## Exercise requirements
Without including any pictures, write out all the records word for word.

[Website and app data records]
※

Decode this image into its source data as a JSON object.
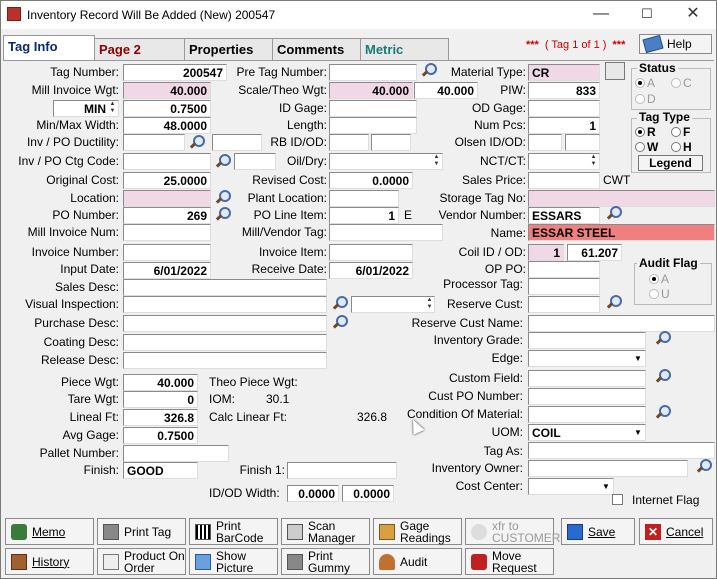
{
  "window": {
    "title": "Inventory Record Will Be Added  (New) 200547",
    "minimize": "—",
    "maximize": "☐",
    "close": "✕"
  },
  "tabs": [
    "Tag Info",
    "Page 2",
    "Properties",
    "Comments",
    "Metric"
  ],
  "tag_counter": {
    "stars_left": "***",
    "text": "( Tag 1 of 1 )",
    "stars_right": "***"
  },
  "help_label": "Help",
  "left": {
    "tag_number": {
      "label": "Tag Number:",
      "value": "200547"
    },
    "mill_invoice_wgt": {
      "label": "Mill Invoice Wgt:",
      "value": "40.000"
    },
    "min_select": "MIN",
    "min_value": "0.7500",
    "min_max_width": {
      "label": "Min/Max Width:",
      "value": "48.0000"
    },
    "inv_po_ductility": {
      "label": "Inv / PO Ductility:"
    },
    "inv_po_ctg_code": {
      "label": "Inv / PO Ctg Code:"
    },
    "original_cost": {
      "label": "Original Cost:",
      "value": "25.0000"
    },
    "location": {
      "label": "Location:"
    },
    "po_number": {
      "label": "PO Number:",
      "value": "269"
    },
    "mill_invoice_num": {
      "label": "Mill Invoice Num:"
    },
    "invoice_number": {
      "label": "Invoice Number:"
    },
    "input_date": {
      "label": "Input Date:",
      "value": "6/01/2022"
    },
    "sales_desc": {
      "label": "Sales Desc:"
    },
    "visual_inspection": {
      "label": "Visual Inspection:"
    },
    "purchase_desc": {
      "label": "Purchase Desc:"
    },
    "coating_desc": {
      "label": "Coating Desc:"
    },
    "release_desc": {
      "label": "Release Desc:"
    },
    "piece_wgt": {
      "label": "Piece Wgt:",
      "value": "40.000"
    },
    "tare_wgt": {
      "label": "Tare Wgt:",
      "value": "0"
    },
    "lineal_ft": {
      "label": "Lineal Ft:",
      "value": "326.8"
    },
    "avg_gage": {
      "label": "Avg Gage:",
      "value": "0.7500"
    },
    "pallet_number": {
      "label": "Pallet Number:"
    },
    "finish": {
      "label": "Finish:",
      "value": "GOOD"
    }
  },
  "mid": {
    "pre_tag_number": {
      "label": "Pre Tag Number:"
    },
    "scale_theo_wgt": {
      "label": "Scale/Theo Wgt:",
      "value1": "40.000",
      "value2": "40.000"
    },
    "id_gage": {
      "label": "ID Gage:"
    },
    "length": {
      "label": "Length:"
    },
    "rb_id_od": {
      "label": "RB ID/OD:"
    },
    "oil_dry": {
      "label": "Oil/Dry:"
    },
    "revised_cost": {
      "label": "Revised Cost:",
      "value": "0.0000"
    },
    "plant_location": {
      "label": "Plant Location:"
    },
    "po_line_item": {
      "label": "PO Line Item:",
      "value": "1",
      "suffix": "E"
    },
    "mill_vendor_tag": {
      "label": "Mill/Vendor Tag:"
    },
    "invoice_item": {
      "label": "Invoice Item:"
    },
    "receive_date": {
      "label": "Receive Date:",
      "value": "6/01/2022"
    },
    "theo_piece_wgt": {
      "label": "Theo Piece Wgt:"
    },
    "iom": {
      "label": "IOM:",
      "value": "30.1"
    },
    "calc_linear_ft": {
      "label": "Calc Linear Ft:",
      "value": "326.8"
    },
    "finish1": {
      "label": "Finish 1:"
    },
    "id_od_width": {
      "label": "ID/OD Width:",
      "value1": "0.0000",
      "value2": "0.0000"
    }
  },
  "right": {
    "material_type": {
      "label": "Material Type:",
      "value": "CR"
    },
    "piw": {
      "label": "PIW:",
      "value": "833"
    },
    "od_gage": {
      "label": "OD Gage:"
    },
    "num_pcs": {
      "label": "Num Pcs:",
      "value": "1"
    },
    "olsen_id_od": {
      "label": "Olsen ID/OD:"
    },
    "nct_ct": {
      "label": "NCT/CT:"
    },
    "sales_price": {
      "label": "Sales Price:",
      "unit": "CWT"
    },
    "storage_tag_no": {
      "label": "Storage Tag No:"
    },
    "vendor_number": {
      "label": "Vendor Number:",
      "value": "ESSARS"
    },
    "name": {
      "label": "Name:",
      "value": "ESSAR STEEL"
    },
    "coil_id_od": {
      "label": "Coil ID / OD:",
      "value1": "1",
      "value2": "61.207"
    },
    "op_po": {
      "label": "OP PO:"
    },
    "processor_tag": {
      "label": "Processor Tag:"
    },
    "reserve_cust": {
      "label": "Reserve Cust:"
    },
    "reserve_cust_name": {
      "label": "Reserve Cust Name:"
    },
    "inventory_grade": {
      "label": "Inventory Grade:"
    },
    "edge": {
      "label": "Edge:"
    },
    "custom_field": {
      "label": "Custom Field:"
    },
    "cust_po_number": {
      "label": "Cust PO Number:"
    },
    "condition_of_material": {
      "label": "Condition Of Material:"
    },
    "uom": {
      "label": "UOM:",
      "value": "COIL"
    },
    "tag_as": {
      "label": "Tag As:"
    },
    "inventory_owner": {
      "label": "Inventory Owner:"
    },
    "cost_center": {
      "label": "Cost Center:"
    },
    "internet_flag": {
      "label": "Internet Flag"
    }
  },
  "status_group": {
    "title": "Status",
    "options": [
      "A",
      "C",
      "D"
    ]
  },
  "tag_type_group": {
    "title": "Tag Type",
    "options": [
      "R",
      "F",
      "W",
      "H"
    ],
    "legend": "Legend"
  },
  "audit_group": {
    "title": "Audit Flag",
    "options": [
      "A",
      "U"
    ]
  },
  "buttons_row1": [
    "Memo",
    "Print Tag",
    "Print\nBarCode",
    "Scan\nManager",
    "Gage\nReadings",
    "xfr to\nCUSTOMER",
    "Save",
    "Cancel"
  ],
  "buttons_row2": [
    "History",
    "Product On\nOrder",
    "Show\nPicture",
    "Print\nGummy",
    "Audit",
    "Move\nRequest"
  ],
  "colors": {
    "pink_field": "#f0d8e6",
    "name_field": "#f08080",
    "tab_red": "#8b0000",
    "tab_teal": "#1a7a7a",
    "counter_red": "#cc0000"
  }
}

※

## Task result
Decode this image into its source data as a JSON object.
{
  "window": {
    "title": "Inventory Record Will Be Added  (New) 200547",
    "minimize": "—",
    "maximize": "☐",
    "close": "✕"
  },
  "tabs": [
    "Tag Info",
    "Page 2",
    "Properties",
    "Comments",
    "Metric"
  ],
  "tag_counter": {
    "stars_left": "***",
    "text": "( Tag 1 of 1 )",
    "stars_right": "***"
  },
  "help_label": "Help",
  "left": {
    "tag_number": {
      "label": "Tag Number:",
      "value": "200547"
    },
    "mill_invoice_wgt": {
      "label": "Mill Invoice Wgt:",
      "value": "40.000"
    },
    "min_select": "MIN",
    "min_value": "0.7500",
    "min_max_width": {
      "label": "Min/Max Width:",
      "value": "48.0000"
    },
    "inv_po_ductility": {
      "label": "Inv / PO Ductility:"
    },
    "inv_po_ctg_code": {
      "label": "Inv / PO Ctg Code:"
    },
    "original_cost": {
      "label": "Original Cost:",
      "value": "25.0000"
    },
    "location": {
      "label": "Location:"
    },
    "po_number": {
      "label": "PO Number:",
      "value": "269"
    },
    "mill_invoice_num": {
      "label": "Mill Invoice Num:"
    },
    "invoice_number": {
      "label": "Invoice Number:"
    },
    "input_date": {
      "label": "Input Date:",
      "value": "6/01/2022"
    },
    "sales_desc": {
      "label": "Sales Desc:"
    },
    "visual_inspection": {
      "label": "Visual Inspection:"
    },
    "purchase_desc": {
      "label": "Purchase Desc:"
    },
    "coating_desc": {
      "label": "Coating Desc:"
    },
    "release_desc": {
      "label": "Release Desc:"
    },
    "piece_wgt": {
      "label": "Piece Wgt:",
      "value": "40.000"
    },
    "tare_wgt": {
      "label": "Tare Wgt:",
      "value": "0"
    },
    "lineal_ft": {
      "label": "Lineal Ft:",
      "value": "326.8"
    },
    "avg_gage": {
      "label": "Avg Gage:",
      "value": "0.7500"
    },
    "pallet_number": {
      "label": "Pallet Number:"
    },
    "finish": {
      "label": "Finish:",
      "value": "GOOD"
    }
  },
  "mid": {
    "pre_tag_number": {
      "label": "Pre Tag Number:"
    },
    "scale_theo_wgt": {
      "label": "Scale/Theo Wgt:",
      "value1": "40.000",
      "value2": "40.000"
    },
    "id_gage": {
      "label": "ID Gage:"
    },
    "length": {
      "label": "Length:"
    },
    "rb_id_od": {
      "label": "RB ID/OD:"
    },
    "oil_dry": {
      "label": "Oil/Dry:"
    },
    "revised_cost": {
      "label": "Revised Cost:",
      "value": "0.0000"
    },
    "plant_location": {
      "label": "Plant Location:"
    },
    "po_line_item": {
      "label": "PO Line Item:",
      "value": "1",
      "suffix": "E"
    },
    "mill_vendor_tag": {
      "label": "Mill/Vendor Tag:"
    },
    "invoice_item": {
      "label": "Invoice Item:"
    },
    "receive_date": {
      "label": "Receive Date:",
      "value": "6/01/2022"
    },
    "theo_piece_wgt": {
      "label": "Theo Piece Wgt:"
    },
    "iom": {
      "label": "IOM:",
      "value": "30.1"
    },
    "calc_linear_ft": {
      "label": "Calc Linear Ft:",
      "value": "326.8"
    },
    "finish1": {
      "label": "Finish 1:"
    },
    "id_od_width": {
      "label": "ID/OD Width:",
      "value1": "0.0000",
      "value2": "0.0000"
    }
  },
  "right": {
    "material_type": {
      "label": "Material Type:",
      "value": "CR"
    },
    "piw": {
      "label": "PIW:",
      "value": "833"
    },
    "od_gage": {
      "label": "OD Gage:"
    },
    "num_pcs": {
      "label": "Num Pcs:",
      "value": "1"
    },
    "olsen_id_od": {
      "label": "Olsen ID/OD:"
    },
    "nct_ct": {
      "label": "NCT/CT:"
    },
    "sales_price": {
      "label": "Sales Price:",
      "unit": "CWT"
    },
    "storage_tag_no": {
      "label": "Storage Tag No:"
    },
    "vendor_number": {
      "label": "Vendor Number:",
      "value": "ESSARS"
    },
    "name": {
      "label": "Name:",
      "value": "ESSAR STEEL"
    },
    "coil_id_od": {
      "label": "Coil ID / OD:",
      "value1": "1",
      "value2": "61.207"
    },
    "op_po": {
      "label": "OP PO:"
    },
    "processor_tag": {
      "label": "Processor Tag:"
    },
    "reserve_cust": {
      "label": "Reserve Cust:"
    },
    "reserve_cust_name": {
      "label": "Reserve Cust Name:"
    },
    "inventory_grade": {
      "label": "Inventory Grade:"
    },
    "edge": {
      "label": "Edge:"
    },
    "custom_field": {
      "label": "Custom Field:"
    },
    "cust_po_number": {
      "label": "Cust PO Number:"
    },
    "condition_of_material": {
      "label": "Condition Of Material:"
    },
    "uom": {
      "label": "UOM:",
      "value": "COIL"
    },
    "tag_as": {
      "label": "Tag As:"
    },
    "inventory_owner": {
      "label": "Inventory Owner:"
    },
    "cost_center": {
      "label": "Cost Center:"
    },
    "internet_flag": {
      "label": "Internet Flag"
    }
  },
  "status_group": {
    "title": "Status",
    "options": [
      "A",
      "C",
      "D"
    ]
  },
  "tag_type_group": {
    "title": "Tag Type",
    "options": [
      "R",
      "F",
      "W",
      "H"
    ],
    "legend": "Legend"
  },
  "audit_group": {
    "title": "Audit Flag",
    "options": [
      "A",
      "U"
    ]
  },
  "buttons_row1": [
    "Memo",
    "Print Tag",
    "Print\nBarCode",
    "Scan\nManager",
    "Gage\nReadings",
    "xfr to\nCUSTOMER",
    "Save",
    "Cancel"
  ],
  "buttons_row2": [
    "History",
    "Product On\nOrder",
    "Show\nPicture",
    "Print\nGummy",
    "Audit",
    "Move\nRequest"
  ],
  "colors": {
    "pink_field": "#f0d8e6",
    "name_field": "#f08080",
    "tab_red": "#8b0000",
    "tab_teal": "#1a7a7a",
    "counter_red": "#cc0000"
  }
}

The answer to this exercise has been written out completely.